I am an Iraqi man, means he is, you are, we, it, you, they are, and all this, and Iraq means any land and the whole land.
From the book:
I am an Iraqi man; my life was postponed and my face was stolen by wars. I know nothing about beauty or Detain Falls.
I am an Arab man, and like you, I feel the value of life and the depth of a smile. I have family and children, and like you; I love coffee and eat eggs and cheese for breakfast.
I am a farmer from the south, and all what I carry in my pockets are oranges.
I am from here, the pain land; my father is the groaning and my mother is the weeping.
I am the war’s son; my memory was kneaded by her rugged dance and my heart colored with her gloomy soul. When the tales of the mountains ended at her cold knees, you will find me in her smoky corners with my dreadful shivering.
I am a doctor in my small town’s hospital, and in addition to this, I love the poets. The poets and the physicians are twins and they had drunk the spiritual milk from the same hopeful breast.
I believe in poetry and always spend a huge effort in beseeching a paper to hang my dreams on her chest.
I am a good reader and you know the poet as well as the physician is a good reader.
I am a Babylonian poet; I love the blossoms and the colors of the Kashmiri people’s dresses. I love Simic’s poems very much and I wish to visit the poetry institutes in New York, but I am banned, so I am sad, and I will tell this story to my children.
I am from the Middle East, and this is all my crime.
I am an Iraqi man waking up every morning with a poetic soul and a rhythmic speech and standing with my painting beside that tall tree but I can't forget that mud which we had kneaded with our pain and the sand which we had eaten with our bread.
I am neither a horse nor a rabbit and when the sunset kisses their old wood I realize the sweetness of the fence-less life, but when all these horses with their heroes stand on my back, at that time I will remember our war’s children.
I am an Iraqi man; my voice is vaporous as a shadow and my dreams’s clothes are as short as a laugh.
I am sitting behind the trees to see their glory, dissolving in my master words:" everything has a river soul, even you."
I am an Iraqi man knows nothing but death and see nothing but darkness.

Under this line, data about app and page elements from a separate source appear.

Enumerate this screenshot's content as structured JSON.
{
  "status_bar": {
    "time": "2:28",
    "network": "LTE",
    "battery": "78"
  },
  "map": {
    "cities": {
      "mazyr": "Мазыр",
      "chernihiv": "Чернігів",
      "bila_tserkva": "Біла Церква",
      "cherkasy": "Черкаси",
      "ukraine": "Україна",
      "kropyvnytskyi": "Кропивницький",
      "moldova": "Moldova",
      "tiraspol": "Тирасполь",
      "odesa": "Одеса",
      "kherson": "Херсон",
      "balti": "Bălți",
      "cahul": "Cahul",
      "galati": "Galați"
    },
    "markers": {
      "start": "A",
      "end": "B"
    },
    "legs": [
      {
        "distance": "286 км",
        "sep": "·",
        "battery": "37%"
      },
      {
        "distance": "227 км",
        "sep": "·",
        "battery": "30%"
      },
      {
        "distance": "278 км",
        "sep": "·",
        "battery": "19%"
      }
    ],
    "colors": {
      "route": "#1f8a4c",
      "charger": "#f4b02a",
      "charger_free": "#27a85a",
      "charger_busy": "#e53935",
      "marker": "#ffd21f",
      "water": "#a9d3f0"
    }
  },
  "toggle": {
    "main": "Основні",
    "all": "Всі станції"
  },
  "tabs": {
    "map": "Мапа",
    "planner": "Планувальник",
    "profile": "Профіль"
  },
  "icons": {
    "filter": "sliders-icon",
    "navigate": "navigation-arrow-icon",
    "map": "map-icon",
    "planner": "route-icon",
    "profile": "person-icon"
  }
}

My land, and unlike Whitman continent, had immersed in gloomy desert, and stand barely with moonless nights and sunless days.